Topical oil

Lavender oil is produced by soaking lavender buds in carrier oils, like coconut or olive oil, usually for one week. When the final product is finished, lavender oil is expected to comprise less than 0.5 per cent to 2 per cent of the fat total, or 3-12 drops of the essential oil for every ounce of carrier oil.

It is possible to apply the oil to the skin; however, it’s essential to consult with your physician before using lavender oil on your skin. Unless you’re instructed to use it by a medical professional, avoid applying it on or around:

  • Skin irritation
  • traumas
  • Itchy rashes
  • skin that displays symptoms like eczema, psoriasis etc

If you want to purchase a top-quality lavender oil, choose an oil tightly sealed in dark glass bottles with no artificial fragrances or additives. Make sure you take a whiff! The best oil will have an aromatic scent.


Although taking lavender oil alone is not advised, the capsules with lavender extract are frequently employed to ease anxiety.

In small quantities, such as capsules, the oil of lavender is safe to consume. Since lavender capsules are herbal supplements, you can buy the capsules without a prescription.

Teas, tisanes and infusions

Lavender tea, also known as a tisane, is usually available at grocery stores. You can make it at home by brewing 1 tablespoon of fresh lavender flowers in two cups of water. Similarly, it’s possible for you to infuse lavender into a liquid sweetener as honey.

Creams, lotions and salve

If you want to apply the salve on damaged skin or wounds, apply using a lavender salve. Salves are usually constructed using thicker oils such as coconut oil or wax-like soy or beeswax. You can buy them or make your own. Lavender lotions and creams might not offer the same health benefits as more concentrated oils, salves, or capsules. However, they’re a great way to feel the lavender’s relaxing scent and help moisturise your skin.

Buy a lotion infused with lavender, or make one yourself by mixing a couple of drops of essential lavender oil into an oil-free base.

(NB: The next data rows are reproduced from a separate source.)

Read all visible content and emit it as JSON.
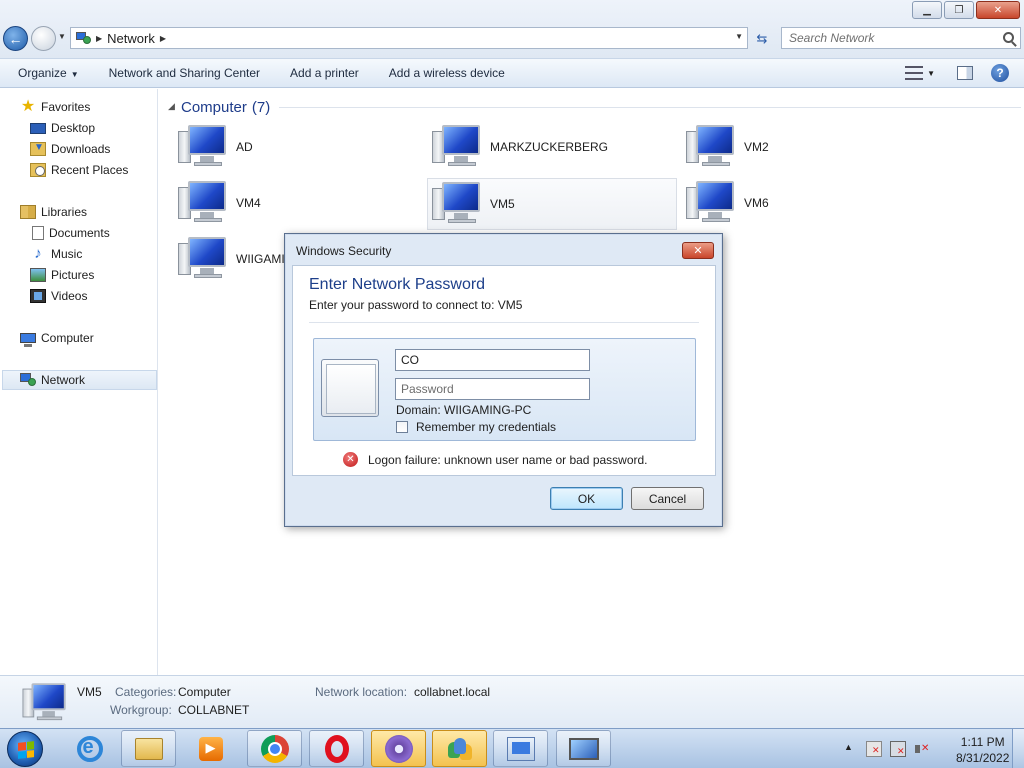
{
  "window": {
    "minimize": "▁",
    "maximize": "❐",
    "close": "✕"
  },
  "address": {
    "location": "Network",
    "search_placeholder": "Search Network"
  },
  "toolbar": {
    "organize": "Organize",
    "items": [
      "Network and Sharing Center",
      "Add a printer",
      "Add a wireless device"
    ]
  },
  "nav": {
    "favorites": "Favorites",
    "desktop": "Desktop",
    "downloads": "Downloads",
    "recent": "Recent Places",
    "libraries": "Libraries",
    "documents": "Documents",
    "music": "Music",
    "pictures": "Pictures",
    "videos": "Videos",
    "computer": "Computer",
    "network": "Network"
  },
  "content": {
    "group_name": "Computer",
    "group_count": "(7)",
    "computers": [
      "AD",
      "MARKZUCKERBERG",
      "VM2",
      "VM4",
      "VM5",
      "VM6",
      "WIIGAMIN"
    ]
  },
  "details": {
    "name": "VM5",
    "categories_label": "Categories:",
    "categories_value": "Computer",
    "workgroup_label": "Workgroup:",
    "workgroup_value": "COLLABNET",
    "location_label": "Network location:",
    "location_value": "collabnet.local"
  },
  "dialog": {
    "title": "Windows Security",
    "heading": "Enter Network Password",
    "subtitle": "Enter your password to connect to: VM5",
    "username_value": "CO",
    "password_placeholder": "Password",
    "domain": "Domain: WIIGAMING-PC",
    "remember": "Remember my credentials",
    "error": "Logon failure: unknown user name or bad password.",
    "ok": "OK",
    "cancel": "Cancel"
  },
  "clock": {
    "time": "1:11 PM",
    "date": "8/31/2022"
  },
  "icons": {
    "start": "windows-start-orb",
    "taskbar": [
      "ie-icon",
      "explorer-folder-icon",
      "media-player-icon",
      "chrome-icon",
      "opera-icon",
      "bittorrent-icon",
      "people-icon",
      "network-center-icon",
      "display-icon"
    ]
  }
}
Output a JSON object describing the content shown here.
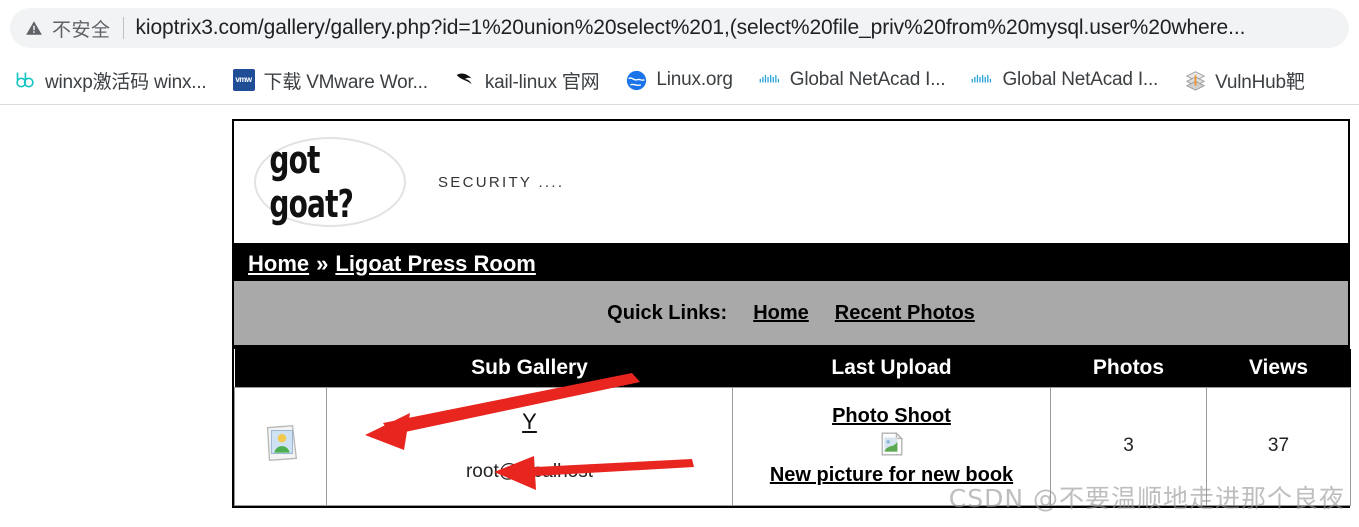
{
  "browser": {
    "security_label": "不安全",
    "security_icon": "warning-triangle-icon",
    "url": "kioptrix3.com/gallery/gallery.php?id=1%20union%20select%201,(select%20file_priv%20from%20mysql.user%20where...",
    "bookmarks": [
      {
        "label": "winxp激活码 winx...",
        "icon": "dd-icon"
      },
      {
        "label": "下载 VMware Wor...",
        "icon": "vmware-icon"
      },
      {
        "label": "kail-linux 官网",
        "icon": "kali-dragon-icon"
      },
      {
        "label": "Linux.org",
        "icon": "globe-icon"
      },
      {
        "label": "Global NetAcad I...",
        "icon": "cisco-icon"
      },
      {
        "label": "Global NetAcad I...",
        "icon": "cisco-icon"
      },
      {
        "label": "VulnHub靶",
        "icon": "vulnhub-icon"
      }
    ]
  },
  "site": {
    "logo_text": "got goat?",
    "tagline": "SECURITY ....",
    "breadcrumb": {
      "home": "Home",
      "separator": "»",
      "current": "Ligoat Press Room"
    },
    "quick_links": {
      "label": "Quick Links:",
      "items": [
        "Home",
        "Recent Photos"
      ]
    },
    "table": {
      "headers": [
        "",
        "Sub Gallery",
        "Last Upload",
        "Photos",
        "Views"
      ],
      "rows": [
        {
          "album_icon": "photo-album-icon",
          "sub_gallery_link": "Y",
          "sub_gallery_owner": "root@localhost",
          "last_upload_primary": "Photo Shoot",
          "last_upload_thumb_icon": "broken-image-icon",
          "last_upload_secondary": "New picture for new book",
          "photos": "3",
          "views": "37"
        }
      ]
    }
  },
  "annotations": {
    "arrow_color": "#e8261f",
    "arrow_1_target": "Y",
    "arrow_2_target": "root@localhost"
  },
  "watermark": "CSDN @不要温顺地走进那个良夜"
}
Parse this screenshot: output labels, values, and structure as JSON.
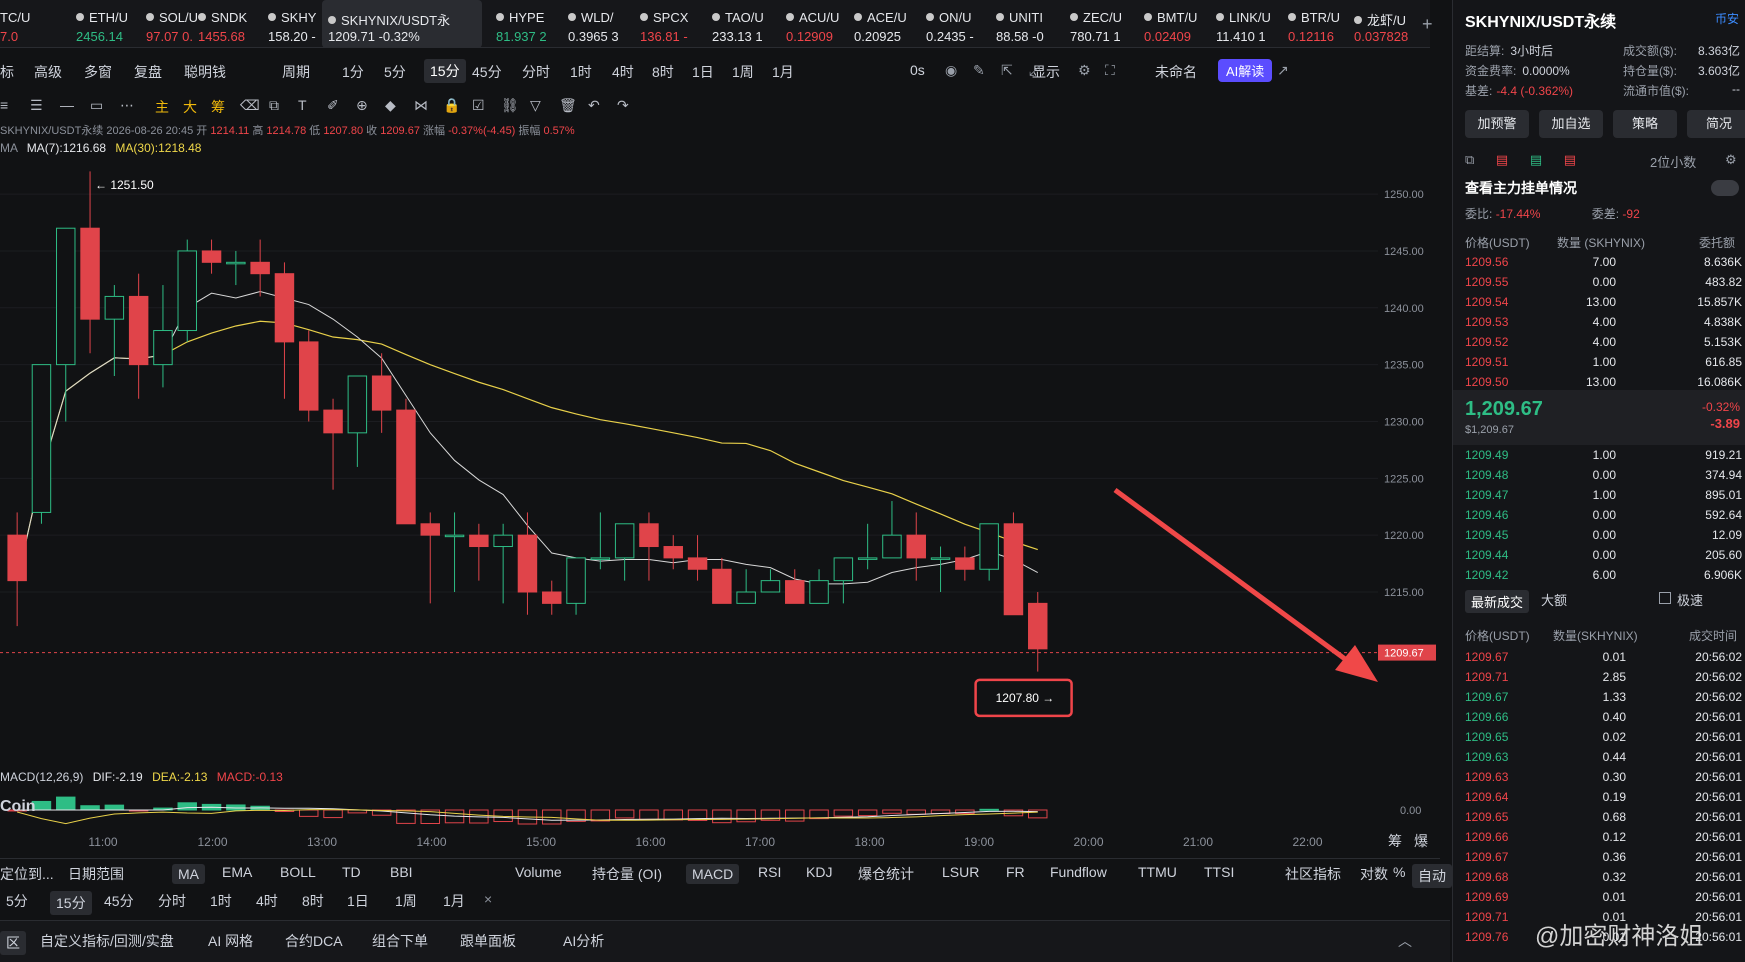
{
  "ticker": [
    {
      "name": "TC/U",
      "price": "7.0",
      "dir": "dn",
      "left": 0,
      "w": 40
    },
    {
      "name": "ETH/U",
      "price": "2456.14",
      "dir": "up",
      "left": 62,
      "w": 68
    },
    {
      "name": "SOL/U",
      "price": "97.07 0.",
      "dir": "dn",
      "left": 132,
      "w": 68
    },
    {
      "name": "SNDK",
      "price": "1455.68",
      "dir": "dn",
      "left": 184,
      "w": 58
    },
    {
      "name": "SKHY",
      "price": "158.20 -",
      "dir": "wt",
      "left": 254,
      "w": 62
    },
    {
      "name": "SKHYNIX/USDT永",
      "price": "1209.71 -0.32%",
      "dir": "wt",
      "left": 322,
      "w": 148,
      "active": true
    },
    {
      "name": "HYPE",
      "price": "81.937 2",
      "dir": "up",
      "left": 482,
      "w": 58
    },
    {
      "name": "WLD/",
      "price": "0.3965 3",
      "dir": "wt",
      "left": 554,
      "w": 60
    },
    {
      "name": "SPCX",
      "price": "136.81 -",
      "dir": "dn",
      "left": 626,
      "w": 60
    },
    {
      "name": "TAO/U",
      "price": "233.13 1",
      "dir": "wt",
      "left": 698,
      "w": 62
    },
    {
      "name": "ACU/U",
      "price": "0.12909",
      "dir": "dn",
      "left": 772,
      "w": 60
    },
    {
      "name": "ACE/U",
      "price": "0.20925",
      "dir": "wt",
      "left": 840,
      "w": 62
    },
    {
      "name": "ON/U",
      "price": "0.2435 -",
      "dir": "wt",
      "left": 912,
      "w": 62
    },
    {
      "name": "UNITI",
      "price": "88.58 -0",
      "dir": "wt",
      "left": 982,
      "w": 62
    },
    {
      "name": "ZEC/U",
      "price": "780.71 1",
      "dir": "wt",
      "left": 1056,
      "w": 62
    },
    {
      "name": "BMT/U",
      "price": "0.02409",
      "dir": "dn",
      "left": 1130,
      "w": 60
    },
    {
      "name": "LINK/U",
      "price": "11.410 1",
      "dir": "wt",
      "left": 1202,
      "w": 62
    },
    {
      "name": "BTR/U",
      "price": "0.12116",
      "dir": "dn",
      "left": 1274,
      "w": 58
    },
    {
      "name": "龙虾/U",
      "price": "0.037828",
      "dir": "dn",
      "left": 1340,
      "w": 62
    }
  ],
  "toolbar1": [
    "标",
    "高级",
    "多窗",
    "复盘",
    "聪明钱",
    "周期",
    "1分",
    "5分",
    "15分",
    "45分",
    "分时",
    "1时",
    "4时",
    "8时",
    "1日",
    "1周",
    "1月",
    "0s",
    "显示",
    "未命名",
    "AI解读"
  ],
  "toolbar2": [
    "主",
    "大",
    "筹"
  ],
  "info": {
    "symbol": "SKHYNIX/USDT永续",
    "time": "2026-08-26 20:45",
    "open_label": "开",
    "open": "1214.11",
    "high_label": "高",
    "high": "1214.78",
    "low_label": "低",
    "low": "1207.80",
    "close_label": "收",
    "close": "1209.67",
    "chg_label": "涨幅",
    "chg": "-0.37%(-4.45)",
    "amp_label": "振幅",
    "amp": "0.57%"
  },
  "ma": {
    "label": "MA",
    "ma7": "MA(7):1216.68",
    "ma30": "MA(30):1218.48"
  },
  "macd": {
    "label": "MACD(12,26,9)",
    "dif": "DIF:-2.19",
    "dea": "DEA:-2.13",
    "macd": "MACD:-0.13"
  },
  "watermark_logo": "Coin",
  "chart_data": {
    "type": "candlestick",
    "interval": "15分",
    "x_ticks": [
      "11:00",
      "12:00",
      "13:00",
      "14:00",
      "15:00",
      "16:00",
      "17:00",
      "18:00",
      "19:00",
      "20:00",
      "21:00",
      "22:00"
    ],
    "y_ticks": [
      "1250.00",
      "1245.00",
      "1240.00",
      "1235.00",
      "1230.00",
      "1225.00",
      "1220.00",
      "1215.00"
    ],
    "ylim": [
      1205.5,
      1253
    ],
    "last_price": "1209.67",
    "high_marker": "1251.50",
    "low_marker": "1207.80",
    "macd_zero": "0.00",
    "candles": [
      [
        1220,
        1222,
        1212,
        1216
      ],
      [
        1222,
        1235,
        1221,
        1235
      ],
      [
        1235,
        1247,
        1230,
        1247
      ],
      [
        1247,
        1252,
        1236,
        1239
      ],
      [
        1239,
        1242,
        1234,
        1241
      ],
      [
        1241,
        1243,
        1232,
        1235
      ],
      [
        1235,
        1242,
        1233,
        1238
      ],
      [
        1238,
        1246,
        1237,
        1245
      ],
      [
        1245,
        1246,
        1243,
        1244
      ],
      [
        1244,
        1245,
        1242,
        1244
      ],
      [
        1244,
        1246,
        1241,
        1243
      ],
      [
        1243,
        1244,
        1232,
        1237
      ],
      [
        1237,
        1238,
        1230,
        1231
      ],
      [
        1231,
        1232,
        1224,
        1229
      ],
      [
        1229,
        1234,
        1226,
        1234
      ],
      [
        1234,
        1236,
        1229,
        1231
      ],
      [
        1231,
        1232,
        1221,
        1221
      ],
      [
        1221,
        1222,
        1214,
        1220
      ],
      [
        1220,
        1222,
        1215,
        1220
      ],
      [
        1220,
        1221,
        1216,
        1219
      ],
      [
        1219,
        1221,
        1214,
        1220
      ],
      [
        1220,
        1222,
        1213,
        1215
      ],
      [
        1215,
        1216,
        1213,
        1214
      ],
      [
        1214,
        1218,
        1213,
        1218
      ],
      [
        1218,
        1222,
        1217,
        1218
      ],
      [
        1218,
        1221,
        1216,
        1221
      ],
      [
        1221,
        1222,
        1216,
        1219
      ],
      [
        1219,
        1220,
        1217,
        1218
      ],
      [
        1218,
        1220,
        1216,
        1217
      ],
      [
        1217,
        1218,
        1214,
        1214
      ],
      [
        1214,
        1217,
        1214,
        1215
      ],
      [
        1215,
        1217,
        1215,
        1216
      ],
      [
        1216,
        1217,
        1214,
        1214
      ],
      [
        1214,
        1217,
        1214,
        1216
      ],
      [
        1216,
        1218,
        1214,
        1218
      ],
      [
        1218,
        1221,
        1217,
        1218
      ],
      [
        1218,
        1223,
        1218,
        1220
      ],
      [
        1220,
        1222,
        1216,
        1218
      ],
      [
        1218,
        1219,
        1215,
        1218
      ],
      [
        1218,
        1219,
        1216,
        1217
      ],
      [
        1217,
        1221,
        1216,
        1221
      ],
      [
        1221,
        1222,
        1213,
        1213
      ],
      [
        1214,
        1215,
        1208,
        1210
      ]
    ]
  },
  "side": {
    "title": "SKHYNIX/USDT永续",
    "exchange": "币安",
    "rows": [
      {
        "k": "距结算:",
        "v": "3小时后",
        "k2": "成交额($):",
        "v2": "8.363亿"
      },
      {
        "k": "资金费率:",
        "v": "0.0000%",
        "k2": "持仓量($):",
        "v2": "3.603亿"
      },
      {
        "k": "基差:",
        "v": "-4.4 (-0.362%)",
        "k2": "流通市值($):",
        "v2": "--"
      }
    ],
    "buttons": [
      "加预警",
      "加自选",
      "策略",
      "简况"
    ],
    "precision": "2位小数",
    "depth_title": "查看主力挂单情况",
    "ratio_label": "委比:",
    "ratio": "-17.44%",
    "diff_label": "委差:",
    "diff": "-92",
    "ob_headers": [
      "价格(USDT)",
      "数量 (SKHYNIX)",
      "委托额"
    ],
    "asks": [
      [
        "1209.56",
        "7.00",
        "8.636K"
      ],
      [
        "1209.55",
        "0.00",
        "483.82"
      ],
      [
        "1209.54",
        "13.00",
        "15.857K"
      ],
      [
        "1209.53",
        "4.00",
        "4.838K"
      ],
      [
        "1209.52",
        "4.00",
        "5.153K"
      ],
      [
        "1209.51",
        "1.00",
        "616.85"
      ],
      [
        "1209.50",
        "13.00",
        "16.086K"
      ]
    ],
    "mid": {
      "price": "1,209.67",
      "usd": "$1,209.67",
      "pct": "-0.32%",
      "chg": "-3.89"
    },
    "bids": [
      [
        "1209.49",
        "1.00",
        "919.21"
      ],
      [
        "1209.48",
        "0.00",
        "374.94"
      ],
      [
        "1209.47",
        "1.00",
        "895.01"
      ],
      [
        "1209.46",
        "0.00",
        "592.64"
      ],
      [
        "1209.45",
        "0.00",
        "12.09"
      ],
      [
        "1209.44",
        "0.00",
        "205.60"
      ],
      [
        "1209.42",
        "6.00",
        "6.906K"
      ]
    ],
    "trade_tabs": [
      "最新成交",
      "大额"
    ],
    "fast": "极速",
    "trade_headers": [
      "价格(USDT)",
      "数量(SKHYNIX)",
      "成交时间"
    ],
    "trades": [
      [
        "1209.67",
        "0.01",
        "20:56:02",
        "dn"
      ],
      [
        "1209.71",
        "2.85",
        "20:56:02",
        "dn"
      ],
      [
        "1209.67",
        "1.33",
        "20:56:02",
        "up"
      ],
      [
        "1209.66",
        "0.40",
        "20:56:01",
        "up"
      ],
      [
        "1209.65",
        "0.02",
        "20:56:01",
        "up"
      ],
      [
        "1209.63",
        "0.44",
        "20:56:01",
        "up"
      ],
      [
        "1209.63",
        "0.30",
        "20:56:01",
        "dn"
      ],
      [
        "1209.64",
        "0.19",
        "20:56:01",
        "dn"
      ],
      [
        "1209.65",
        "0.68",
        "20:56:01",
        "dn"
      ],
      [
        "1209.66",
        "0.12",
        "20:56:01",
        "dn"
      ],
      [
        "1209.67",
        "0.36",
        "20:56:01",
        "dn"
      ],
      [
        "1209.68",
        "0.32",
        "20:56:01",
        "dn"
      ],
      [
        "1209.69",
        "0.01",
        "20:56:01",
        "dn"
      ],
      [
        "1209.71",
        "0.01",
        "20:56:01",
        "dn"
      ],
      [
        "1209.76",
        "0.01",
        "20:56:01",
        "dn"
      ]
    ]
  },
  "bottom1": [
    "定位到...",
    "日期范围",
    "MA",
    "EMA",
    "BOLL",
    "TD",
    "BBI",
    "Volume",
    "持仓量 (OI)",
    "MACD",
    "RSI",
    "KDJ",
    "爆仓统计",
    "LSUR",
    "FR",
    "Fundflow",
    "TTMU",
    "TTSI",
    "社区指标",
    "对数",
    "%",
    "自动"
  ],
  "bottom2": [
    "5分",
    "15分",
    "45分",
    "分时",
    "1时",
    "4时",
    "8时",
    "1日",
    "1周",
    "1月"
  ],
  "bottom3": [
    "区",
    "自定义指标/回测/实盘",
    "AI 网格",
    "合约DCA",
    "组合下单",
    "跟单面板",
    "AI分析"
  ],
  "right_axis_extra": [
    "筹",
    "爆"
  ],
  "watermark": "@加密财神洛姐"
}
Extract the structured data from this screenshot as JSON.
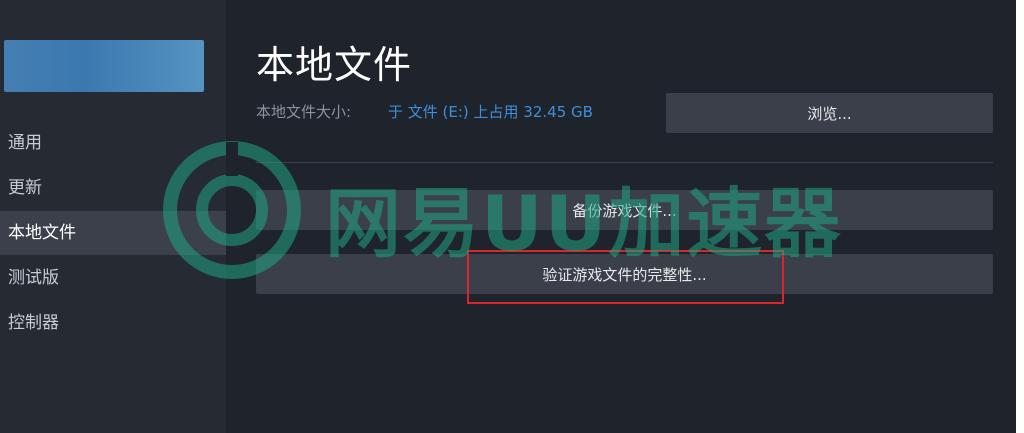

Beauty products

With a scent and colour similar to lavender’s, it’s no surprise that many beauty products include it prominently. These include:

  • Face masks
  • Cleansers
  • Bars for the body
  • Shampoos

Like creams and lotions, these products might not provide many clinical benefits, but they are a significant element of a beauty routine.

Final Words

Many people appreciate the soothing scent of lavender, which is calming and relaxing. Many studies have proven that this plant’s purple isn’t just a fragrance but is also a remedy to treat symptoms of many health issues. So, it can be used as an option for mother day gift ideas.

While not every benefit of lavender has any evidence backing it, it’s worth a shot as a non-risk treatment for insomnia and anxiety.




Comments are closed.


The information on this website is only for learning and informational purposes. It is not meant to be used as a medical guide. Before starting or stopping any prescription drugs or trying any kind of self-treatment, we strongly urge all readers to talk to a doctor. The information here is meant to help you make better decisions about your health, but it's not a replacement for any treatment your doctor gives you. If you are being treated for a health problem, you should talk to your doctor before trying any home remedies or taking any herbs, minerals, vitamins, or supplements. If you think you might have a medical problem, you should see a doctor who knows what to do. The people who write for, publish, and work for Health Benefits Times are not responsible for any bad things that happen directly or indirectly because of the articles and other materials on this website